If someone owes me money, can they change the terms of payment by writing it on the memo line of the check that they give me?

UPDATED: Jul 2, 2017

Advertiser Disclosure

It’s all about you. We want to help you make the right legal decisions.

We strive to help you make confident insurance and legal decisions. Finding trusted and reliable insurance quotes and legal advice should be easy. This doesn’t influence our content. Our opinions are our own.

UPDATED: Jul 2, 2017Fact Checked

Get Legal Help Today

Compare Quotes From Top Companies and Save

secured lock Secured with SHA-256 Encryption

If someone owes me money, can they change the terms of payment by writing it on the memo line of the check that they give me?


Asked on July 2, 2017 under Business Law, Alaska


M.D., Member, California and New York Bar / FreeAdvice Contributing Attorney

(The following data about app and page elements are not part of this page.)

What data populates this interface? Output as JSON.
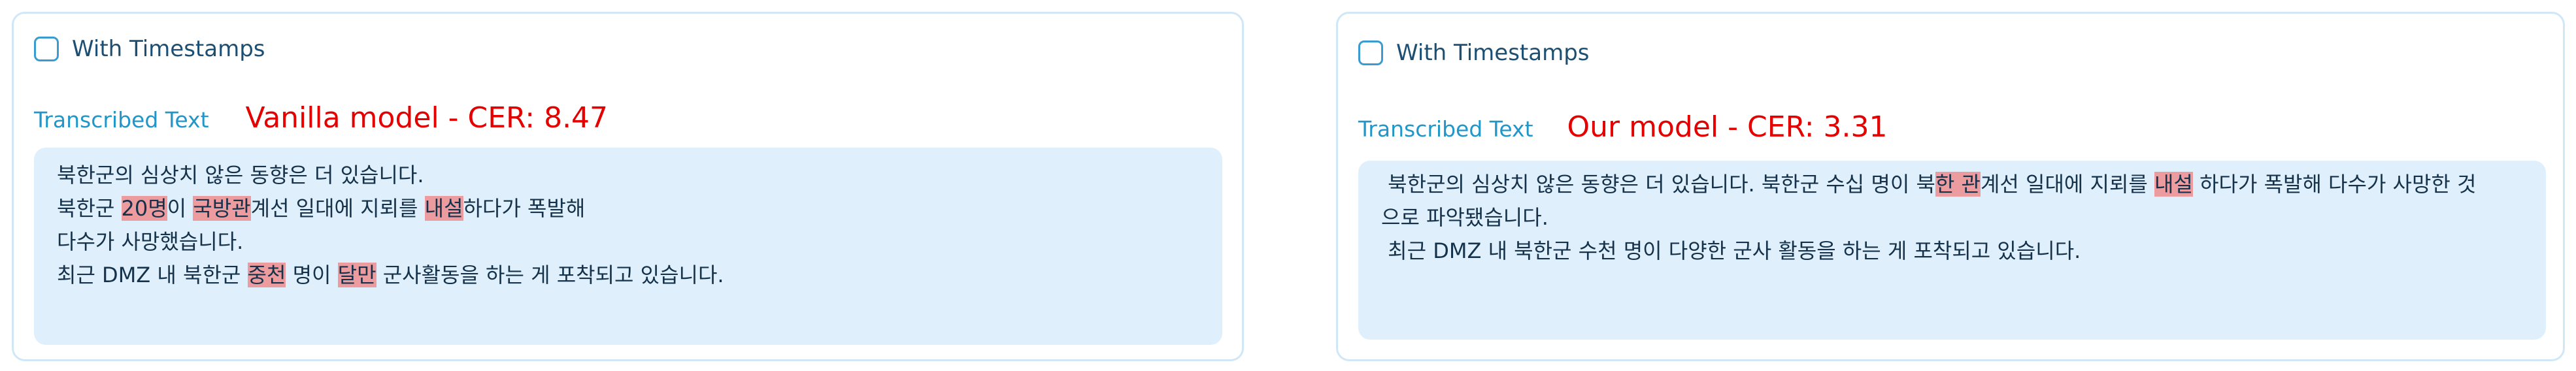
{
  "panels": [
    {
      "checkbox_label": "With Timestamps",
      "section_label": "Transcribed Text",
      "model_label": "Vanilla model - CER: 8.47",
      "lines": [
        [
          {
            "t": "북한군의 심상치 않은 동향은 더 있습니다.",
            "h": false
          }
        ],
        [
          {
            "t": "북한군 ",
            "h": false
          },
          {
            "t": "20명",
            "h": true
          },
          {
            "t": "이 ",
            "h": false
          },
          {
            "t": "국방관",
            "h": true
          },
          {
            "t": "계선 일대에 지뢰를 ",
            "h": false
          },
          {
            "t": "내설",
            "h": true
          },
          {
            "t": "하다가 폭발해",
            "h": false
          }
        ],
        [
          {
            "t": "다수가 사망했습니다.",
            "h": false
          }
        ],
        [
          {
            "t": "최근 DMZ 내 북한군 ",
            "h": false
          },
          {
            "t": "중천",
            "h": true
          },
          {
            "t": " 명이 ",
            "h": false
          },
          {
            "t": "달만",
            "h": true
          },
          {
            "t": " 군사활동을 하는 게 포착되고 있습니다.",
            "h": false
          }
        ]
      ]
    },
    {
      "checkbox_label": "With Timestamps",
      "section_label": "Transcribed Text",
      "model_label": "Our model - CER: 3.31",
      "lines": [
        [
          {
            "t": " 북한군의 심상치 않은 동향은 더 있습니다. 북한군 수십 명이 북",
            "h": false
          },
          {
            "t": "한 관",
            "h": true
          },
          {
            "t": "계선 일대에 지뢰를 ",
            "h": false
          },
          {
            "t": "내설",
            "h": true
          },
          {
            "t": " 하다가 폭발해 다수가 사망한 것",
            "h": false
          }
        ],
        [
          {
            "t": "으로 파악됐습니다.",
            "h": false
          }
        ],
        [
          {
            "t": " 최근 DMZ 내 북한군 수천 명이 다양한 군사 활동을 하는 게 포착되고 있습니다.",
            "h": false
          }
        ]
      ]
    }
  ],
  "colors": {
    "highlight": "#ec9b9f",
    "model_label": "#e50000",
    "section_label": "#2196c9",
    "text_box_bg": "#dff0fc",
    "panel_border": "#cfe7f7"
  }
}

Answered 5 years ago | Contributor

No, they cannot. A person can't unilaterally change the amount owed or terms of payment by making such a notation. The memo line on a check has no legal force; it's just for informational purposes. Think about it, if it was that easy to alter the terms of a payment, it would done all the time. For instance, a person could write "payment in full" for a bill and then just be done with it. Further, the fact is that not every check can be that closely monitored for such notations as it would tie up commerce. Accordingly, the recipient of a check can cash it without being bound by whatever may have been written in on the memo line.

IMPORTANT NOTICE: The Answer(s) provided above are for general information only. The attorney providing the answer was not serving as the attorney for the person submitting the question or in any attorney-client relationship with such person. Laws may vary from state to state, and sometimes change. Tiny variations in the facts, or a fact not set forth in a question, often can change a legal outcome or an attorney's conclusion. Although AttorneyPages.com has verified the attorney was admitted to practice law in at least one jurisdiction, he or she may not be authorized to practice law in the jurisdiction referred to in the question, nor is he or she necessarily experienced in the area of the law involved. Unlike the information in the Answer(s) above, upon which you should NOT rely, for personal advice you can rely upon we suggest you retain an attorney to represent you.

Get Legal Help Today

Find the right lawyer for your legal issue.

secured lock Secured with SHA-256 Encryption